▶ [Task directions]:
Please retype the records that appear below, exactly and in full.

▶ [Given data]:

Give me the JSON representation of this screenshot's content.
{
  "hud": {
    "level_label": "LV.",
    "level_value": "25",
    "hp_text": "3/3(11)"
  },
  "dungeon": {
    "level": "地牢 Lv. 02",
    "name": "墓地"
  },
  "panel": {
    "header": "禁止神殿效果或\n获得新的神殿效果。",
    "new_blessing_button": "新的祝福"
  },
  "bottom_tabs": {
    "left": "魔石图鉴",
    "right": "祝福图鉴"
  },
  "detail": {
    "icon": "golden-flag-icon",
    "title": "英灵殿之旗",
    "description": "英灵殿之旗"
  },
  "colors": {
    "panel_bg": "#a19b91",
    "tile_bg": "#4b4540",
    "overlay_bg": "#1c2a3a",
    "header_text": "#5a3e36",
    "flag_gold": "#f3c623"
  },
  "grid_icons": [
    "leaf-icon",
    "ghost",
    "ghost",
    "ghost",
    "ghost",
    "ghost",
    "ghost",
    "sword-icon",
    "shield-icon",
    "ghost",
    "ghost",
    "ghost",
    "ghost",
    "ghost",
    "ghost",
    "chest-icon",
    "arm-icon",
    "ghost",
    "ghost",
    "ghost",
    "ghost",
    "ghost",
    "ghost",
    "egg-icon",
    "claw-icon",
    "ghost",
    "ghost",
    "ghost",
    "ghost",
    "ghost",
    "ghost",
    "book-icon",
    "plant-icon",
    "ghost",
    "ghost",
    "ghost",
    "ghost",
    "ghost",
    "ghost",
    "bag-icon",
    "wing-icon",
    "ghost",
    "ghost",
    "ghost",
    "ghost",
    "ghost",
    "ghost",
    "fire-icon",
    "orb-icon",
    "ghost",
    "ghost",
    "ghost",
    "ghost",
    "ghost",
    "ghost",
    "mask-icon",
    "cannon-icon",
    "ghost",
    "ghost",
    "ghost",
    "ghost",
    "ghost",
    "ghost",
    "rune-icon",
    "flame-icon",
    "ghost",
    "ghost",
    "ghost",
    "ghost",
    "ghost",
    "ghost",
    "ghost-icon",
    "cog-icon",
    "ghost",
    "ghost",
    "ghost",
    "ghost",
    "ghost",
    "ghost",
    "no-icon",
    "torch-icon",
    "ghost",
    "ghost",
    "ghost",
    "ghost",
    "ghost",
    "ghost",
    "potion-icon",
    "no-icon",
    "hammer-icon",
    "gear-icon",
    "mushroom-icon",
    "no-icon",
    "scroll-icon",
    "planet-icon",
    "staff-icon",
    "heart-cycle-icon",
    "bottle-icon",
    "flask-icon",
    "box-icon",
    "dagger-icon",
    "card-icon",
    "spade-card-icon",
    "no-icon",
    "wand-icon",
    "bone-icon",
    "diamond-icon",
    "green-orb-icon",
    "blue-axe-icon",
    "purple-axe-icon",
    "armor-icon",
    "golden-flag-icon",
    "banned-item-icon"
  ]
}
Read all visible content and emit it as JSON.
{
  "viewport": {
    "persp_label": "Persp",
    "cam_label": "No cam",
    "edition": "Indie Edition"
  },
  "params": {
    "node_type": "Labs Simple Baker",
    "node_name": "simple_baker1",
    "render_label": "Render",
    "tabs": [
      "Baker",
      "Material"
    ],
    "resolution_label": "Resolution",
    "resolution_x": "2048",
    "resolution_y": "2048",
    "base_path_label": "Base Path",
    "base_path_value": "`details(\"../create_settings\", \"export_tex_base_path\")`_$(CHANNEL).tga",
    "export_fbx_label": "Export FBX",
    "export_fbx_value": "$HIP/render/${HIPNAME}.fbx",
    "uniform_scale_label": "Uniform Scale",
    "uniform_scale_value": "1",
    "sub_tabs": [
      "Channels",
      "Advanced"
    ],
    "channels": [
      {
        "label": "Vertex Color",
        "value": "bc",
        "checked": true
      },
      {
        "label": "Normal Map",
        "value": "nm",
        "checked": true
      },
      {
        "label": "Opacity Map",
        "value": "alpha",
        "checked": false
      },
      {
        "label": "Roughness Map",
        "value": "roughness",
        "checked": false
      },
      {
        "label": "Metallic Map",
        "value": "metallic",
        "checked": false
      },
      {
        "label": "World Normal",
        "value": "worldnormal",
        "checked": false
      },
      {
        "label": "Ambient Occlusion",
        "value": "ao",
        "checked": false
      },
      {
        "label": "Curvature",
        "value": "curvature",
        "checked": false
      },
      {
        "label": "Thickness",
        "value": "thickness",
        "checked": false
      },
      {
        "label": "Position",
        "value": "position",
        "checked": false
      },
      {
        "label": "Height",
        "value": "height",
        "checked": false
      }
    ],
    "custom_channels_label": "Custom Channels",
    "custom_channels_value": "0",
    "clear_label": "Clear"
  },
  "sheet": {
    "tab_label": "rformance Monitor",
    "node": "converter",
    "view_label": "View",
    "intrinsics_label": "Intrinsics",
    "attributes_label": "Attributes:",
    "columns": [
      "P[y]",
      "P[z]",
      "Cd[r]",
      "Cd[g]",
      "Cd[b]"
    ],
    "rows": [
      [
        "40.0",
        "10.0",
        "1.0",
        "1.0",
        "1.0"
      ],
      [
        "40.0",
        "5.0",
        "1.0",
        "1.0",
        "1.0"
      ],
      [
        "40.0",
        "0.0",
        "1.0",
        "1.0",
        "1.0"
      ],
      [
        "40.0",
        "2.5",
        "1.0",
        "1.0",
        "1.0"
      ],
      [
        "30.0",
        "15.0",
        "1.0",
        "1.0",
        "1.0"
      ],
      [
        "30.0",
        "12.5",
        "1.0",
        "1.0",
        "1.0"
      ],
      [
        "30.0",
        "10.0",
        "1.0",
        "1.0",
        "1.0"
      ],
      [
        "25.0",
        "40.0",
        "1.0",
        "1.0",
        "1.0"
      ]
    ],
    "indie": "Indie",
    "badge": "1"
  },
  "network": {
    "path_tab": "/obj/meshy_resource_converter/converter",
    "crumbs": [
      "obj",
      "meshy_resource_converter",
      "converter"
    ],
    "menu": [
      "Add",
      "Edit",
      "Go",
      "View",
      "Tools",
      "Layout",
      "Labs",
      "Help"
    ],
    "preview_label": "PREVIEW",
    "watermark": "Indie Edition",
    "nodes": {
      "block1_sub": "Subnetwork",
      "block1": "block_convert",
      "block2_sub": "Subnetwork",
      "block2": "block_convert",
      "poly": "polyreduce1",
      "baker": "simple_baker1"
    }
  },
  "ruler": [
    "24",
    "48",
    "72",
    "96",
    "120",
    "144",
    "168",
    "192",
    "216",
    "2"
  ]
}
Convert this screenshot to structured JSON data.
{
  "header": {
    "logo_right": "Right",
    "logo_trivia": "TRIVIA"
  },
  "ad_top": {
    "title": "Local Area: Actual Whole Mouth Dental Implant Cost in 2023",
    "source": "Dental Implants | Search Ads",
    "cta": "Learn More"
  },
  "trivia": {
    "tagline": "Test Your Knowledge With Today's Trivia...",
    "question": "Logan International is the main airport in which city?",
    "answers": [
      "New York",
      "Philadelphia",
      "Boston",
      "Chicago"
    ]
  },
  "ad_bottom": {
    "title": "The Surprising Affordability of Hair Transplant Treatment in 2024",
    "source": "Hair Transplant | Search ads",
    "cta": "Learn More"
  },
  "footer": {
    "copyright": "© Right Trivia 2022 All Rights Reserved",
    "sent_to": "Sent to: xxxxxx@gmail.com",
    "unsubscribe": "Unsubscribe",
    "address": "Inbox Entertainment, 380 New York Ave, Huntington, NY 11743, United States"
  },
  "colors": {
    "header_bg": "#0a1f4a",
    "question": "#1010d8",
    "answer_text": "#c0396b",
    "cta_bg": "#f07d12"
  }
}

▶ [Expected answer]:
Give me the JSON representation of this screenshot's content.
{
  "hud": {
    "level_label": "LV.",
    "level_value": "25",
    "hp_text": "3/3(11)"
  },
  "dungeon": {
    "level": "地牢 Lv. 02",
    "name": "墓地"
  },
  "panel": {
    "header": "禁止神殿效果或\n获得新的神殿效果。",
    "new_blessing_button": "新的祝福"
  },
  "bottom_tabs": {
    "left": "魔石图鉴",
    "right": "祝福图鉴"
  },
  "detail": {
    "icon": "golden-flag-icon",
    "title": "英灵殿之旗",
    "description": "英灵殿之旗"
  },
  "colors": {
    "panel_bg": "#a19b91",
    "tile_bg": "#4b4540",
    "overlay_bg": "#1c2a3a",
    "header_text": "#5a3e36",
    "flag_gold": "#f3c623"
  },
  "grid_icons": [
    "leaf-icon",
    "ghost",
    "ghost",
    "ghost",
    "ghost",
    "ghost",
    "ghost",
    "sword-icon",
    "shield-icon",
    "ghost",
    "ghost",
    "ghost",
    "ghost",
    "ghost",
    "ghost",
    "chest-icon",
    "arm-icon",
    "ghost",
    "ghost",
    "ghost",
    "ghost",
    "ghost",
    "ghost",
    "egg-icon",
    "claw-icon",
    "ghost",
    "ghost",
    "ghost",
    "ghost",
    "ghost",
    "ghost",
    "book-icon",
    "plant-icon",
    "ghost",
    "ghost",
    "ghost",
    "ghost",
    "ghost",
    "ghost",
    "bag-icon",
    "wing-icon",
    "ghost",
    "ghost",
    "ghost",
    "ghost",
    "ghost",
    "ghost",
    "fire-icon",
    "orb-icon",
    "ghost",
    "ghost",
    "ghost",
    "ghost",
    "ghost",
    "ghost",
    "mask-icon",
    "cannon-icon",
    "ghost",
    "ghost",
    "ghost",
    "ghost",
    "ghost",
    "ghost",
    "rune-icon",
    "flame-icon",
    "ghost",
    "ghost",
    "ghost",
    "ghost",
    "ghost",
    "ghost",
    "ghost-icon",
    "cog-icon",
    "ghost",
    "ghost",
    "ghost",
    "ghost",
    "ghost",
    "ghost",
    "no-icon",
    "torch-icon",
    "ghost",
    "ghost",
    "ghost",
    "ghost",
    "ghost",
    "ghost",
    "potion-icon",
    "no-icon",
    "hammer-icon",
    "gear-icon",
    "mushroom-icon",
    "no-icon",
    "scroll-icon",
    "planet-icon",
    "staff-icon",
    "heart-cycle-icon",
    "bottle-icon",
    "flask-icon",
    "box-icon",
    "dagger-icon",
    "card-icon",
    "spade-card-icon",
    "no-icon",
    "wand-icon",
    "bone-icon",
    "diamond-icon",
    "green-orb-icon",
    "blue-axe-icon",
    "purple-axe-icon",
    "armor-icon",
    "golden-flag-icon",
    "banned-item-icon"
  ]
}
Read all visible content and emit it as JSON.
{
  "viewport": {
    "persp_label": "Persp",
    "cam_label": "No cam",
    "edition": "Indie Edition"
  },
  "params": {
    "node_type": "Labs Simple Baker",
    "node_name": "simple_baker1",
    "render_label": "Render",
    "tabs": [
      "Baker",
      "Material"
    ],
    "resolution_label": "Resolution",
    "resolution_x": "2048",
    "resolution_y": "2048",
    "base_path_label": "Base Path",
    "base_path_value": "`details(\"../create_settings\", \"export_tex_base_path\")`_$(CHANNEL).tga",
    "export_fbx_label": "Export FBX",
    "export_fbx_value": "$HIP/render/${HIPNAME}.fbx",
    "uniform_scale_label": "Uniform Scale",
    "uniform_scale_value": "1",
    "sub_tabs": [
      "Channels",
      "Advanced"
    ],
    "channels": [
      {
        "label": "Vertex Color",
        "value": "bc",
        "checked": true
      },
      {
        "label": "Normal Map",
        "value": "nm",
        "checked": true
      },
      {
        "label": "Opacity Map",
        "value": "alpha",
        "checked": false
      },
      {
        "label": "Roughness Map",
        "value": "roughness",
        "checked": false
      },
      {
        "label": "Metallic Map",
        "value": "metallic",
        "checked": false
      },
      {
        "label": "World Normal",
        "value": "worldnormal",
        "checked": false
      },
      {
        "label": "Ambient Occlusion",
        "value": "ao",
        "checked": false
      },
      {
        "label": "Curvature",
        "value": "curvature",
        "checked": false
      },
      {
        "label": "Thickness",
        "value": "thickness",
        "checked": false
      },
      {
        "label": "Position",
        "value": "position",
        "checked": false
      },
      {
        "label": "Height",
        "value": "height",
        "checked": false
      }
    ],
    "custom_channels_label": "Custom Channels",
    "custom_channels_value": "0",
    "clear_label": "Clear"
  },
  "sheet": {
    "tab_label": "rformance Monitor",
    "node": "converter",
    "view_label": "View",
    "intrinsics_label": "Intrinsics",
    "attributes_label": "Attributes:",
    "columns": [
      "P[y]",
      "P[z]",
      "Cd[r]",
      "Cd[g]",
      "Cd[b]"
    ],
    "rows": [
      [
        "40.0",
        "10.0",
        "1.0",
        "1.0",
        "1.0"
      ],
      [
        "40.0",
        "5.0",
        "1.0",
        "1.0",
        "1.0"
      ],
      [
        "40.0",
        "0.0",
        "1.0",
        "1.0",
        "1.0"
      ],
      [
        "40.0",
        "2.5",
        "1.0",
        "1.0",
        "1.0"
      ],
      [
        "30.0",
        "15.0",
        "1.0",
        "1.0",
        "1.0"
      ],
      [
        "30.0",
        "12.5",
        "1.0",
        "1.0",
        "1.0"
      ],
      [
        "30.0",
        "10.0",
        "1.0",
        "1.0",
        "1.0"
      ],
      [
        "25.0",
        "40.0",
        "1.0",
        "1.0",
        "1.0"
      ]
    ],
    "indie": "Indie",
    "badge": "1"
  },
  "network": {
    "path_tab": "/obj/meshy_resource_converter/converter",
    "crumbs": [
      "obj",
      "meshy_resource_converter",
      "converter"
    ],
    "menu": [
      "Add",
      "Edit",
      "Go",
      "View",
      "Tools",
      "Layout",
      "Labs",
      "Help"
    ],
    "preview_label": "PREVIEW",
    "watermark": "Indie Edition",
    "nodes": {
      "block1_sub": "Subnetwork",
      "block1": "block_convert",
      "block2_sub": "Subnetwork",
      "block2": "block_convert",
      "poly": "polyreduce1",
      "baker": "simple_baker1"
    }
  },
  "ruler": [
    "24",
    "48",
    "72",
    "96",
    "120",
    "144",
    "168",
    "192",
    "216",
    "2"
  ]
}
Convert this screenshot to structured JSON data.
{
  "header": {
    "logo_right": "Right",
    "logo_trivia": "TRIVIA"
  },
  "ad_top": {
    "title": "Local Area: Actual Whole Mouth Dental Implant Cost in 2023",
    "source": "Dental Implants | Search Ads",
    "cta": "Learn More"
  },
  "trivia": {
    "tagline": "Test Your Knowledge With Today's Trivia...",
    "question": "Logan International is the main airport in which city?",
    "answers": [
      "New York",
      "Philadelphia",
      "Boston",
      "Chicago"
    ]
  },
  "ad_bottom": {
    "title": "The Surprising Affordability of Hair Transplant Treatment in 2024",
    "source": "Hair Transplant | Search ads",
    "cta": "Learn More"
  },
  "footer": {
    "copyright": "© Right Trivia 2022 All Rights Reserved",
    "sent_to": "Sent to: xxxxxx@gmail.com",
    "unsubscribe": "Unsubscribe",
    "address": "Inbox Entertainment, 380 New York Ave, Huntington, NY 11743, United States"
  },
  "colors": {
    "header_bg": "#0a1f4a",
    "question": "#1010d8",
    "answer_text": "#c0396b",
    "cta_bg": "#f07d12"
  }
}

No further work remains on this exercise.